PhD studentship: The ecology and evolution of multicellularity
A fully funded PhD position is available to work on evolutionary transitions to multicellularity. The student will work within the molecular ecology and evolution lab as well as the aquatic ecology group at the Department of Biology, Lund University.
Over evolutionary time there have been several major transitions that have shaped contemporary patterns of organismal complexity. In each of these transitions a group of individuals that previously replicated independently joined together to form a new, more complex life form. For example, single cells joined together to form multicellular organisms just as certain species of animals have foregone independence to live and reproduce in social groups.
This PhD position will examine what predisposes some species to undergo the transition from unicellularity to multicellularity, and why multicellularity has been lost in some lineages.
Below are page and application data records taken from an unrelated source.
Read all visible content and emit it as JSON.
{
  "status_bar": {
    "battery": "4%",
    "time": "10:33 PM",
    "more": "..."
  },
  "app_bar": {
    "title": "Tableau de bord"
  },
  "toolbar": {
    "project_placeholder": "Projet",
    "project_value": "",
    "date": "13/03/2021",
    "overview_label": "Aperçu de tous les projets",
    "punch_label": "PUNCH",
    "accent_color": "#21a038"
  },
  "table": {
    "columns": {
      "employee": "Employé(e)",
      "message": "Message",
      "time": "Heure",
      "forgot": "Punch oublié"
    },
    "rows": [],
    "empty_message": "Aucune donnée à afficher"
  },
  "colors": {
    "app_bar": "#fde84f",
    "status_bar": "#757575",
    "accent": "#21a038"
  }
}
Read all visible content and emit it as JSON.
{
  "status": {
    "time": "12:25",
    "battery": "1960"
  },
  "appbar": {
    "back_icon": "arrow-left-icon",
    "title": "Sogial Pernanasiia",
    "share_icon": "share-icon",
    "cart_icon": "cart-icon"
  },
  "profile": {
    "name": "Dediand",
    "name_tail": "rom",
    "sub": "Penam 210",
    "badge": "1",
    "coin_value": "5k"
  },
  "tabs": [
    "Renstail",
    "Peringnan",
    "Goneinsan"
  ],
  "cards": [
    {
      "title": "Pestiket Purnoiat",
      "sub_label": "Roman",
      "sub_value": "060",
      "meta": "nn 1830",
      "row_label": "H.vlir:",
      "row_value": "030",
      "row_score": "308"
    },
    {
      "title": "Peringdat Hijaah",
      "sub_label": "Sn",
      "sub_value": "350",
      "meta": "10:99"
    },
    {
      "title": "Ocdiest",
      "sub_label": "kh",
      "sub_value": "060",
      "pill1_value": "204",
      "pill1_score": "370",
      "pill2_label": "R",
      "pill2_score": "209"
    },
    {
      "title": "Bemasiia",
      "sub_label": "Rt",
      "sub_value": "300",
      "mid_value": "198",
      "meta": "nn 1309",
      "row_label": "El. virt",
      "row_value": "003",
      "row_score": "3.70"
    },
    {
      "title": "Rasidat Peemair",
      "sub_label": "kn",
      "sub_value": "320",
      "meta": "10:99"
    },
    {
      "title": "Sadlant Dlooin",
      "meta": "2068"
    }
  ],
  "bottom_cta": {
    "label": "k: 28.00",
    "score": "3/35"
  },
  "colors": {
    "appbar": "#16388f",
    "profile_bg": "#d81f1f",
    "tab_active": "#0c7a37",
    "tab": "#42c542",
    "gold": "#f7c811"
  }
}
The project will initially focus on green algae where there have been gains and losses of multicellularity across species and will use a combination of experimental evolution, ecological and life-history data from natural lake systems and comparative analyses across different species.
This position will provide opportunities to generate independent ideas and learn social evolutionary theory; omics techniques (genomics, transcriptomics & metabolomics); developmental biology and the evolution of life-cycles; experimental evolution design and analysis; lab and field experiments with micro-organisms; a range of microscope techniques including SEM, TEM, spatial and temporal visualisation; advanced statistical modelling and phylogenetic comparative methods.
The Department of Biology has a number of different research units including evolutionary ecology, molecular and microbial ecology, aquatic ecology, speciation, sexual selection, and host-parasite coevolution, and as such the PhD student will be integrated in a lively, stimulating and diverse intellectual environment.
It is essential that the candidate has:
– An MSc in Biology, or closely related field, with a background in evolutionary ecology, molecular ecology and/or aquatic ecology
– Excellent spoken and written English
It is also preferable that applicants have demonstrated:
– Practical experience of working with microorganisms
– Experience of molecular genetics and/or basic skills in bioinformatics
– Experience of data manipulation and statistical analyses in R, particularly mixed modelling
Basis of Assessment
We are looking for a highly motivated candidate with a strong scientific curiosity. The application should include:
– a personal letter stating your interest for the project and doctoral studies as well as any relevant experience for the project,
– a curriculum vitae that includes education and earlier employments,
– attested copies of diplomas, transcripts, and certificates
– copies of theses and eventual scientific publications
– contact information (phone, email) for at least two references.
Students with basic eligibility for third-cycle studies are those who- have completed a second-cycle degree- have completed courses of at least 240 credits, of which at least 60 credits are from second-cycle courses, or- have acquired largely equivalent knowledge in some other way, in Sweden or abroad.
The employment of doctoral students is regulated in the Swedish Code of Statues 1998: 80. Only those who are or have been admitted to PhD-studies may be appointed to doctoral studentships. When an appointment to a doctoral studentship is made, the ability of the student to benefit from PhD-studies shall primarily be taken into account. In addition to devoting themselves to their studies, those appointed to doctoral studentships may be required to work with educational tasks, research and administration, in accordance with specific regulations in the ordinance.
Charlie Cornwallis, Maria Svensson-Coelho and Karin Rengefors
Application deadline is 1st February 2020 and we welcome informal enquiries: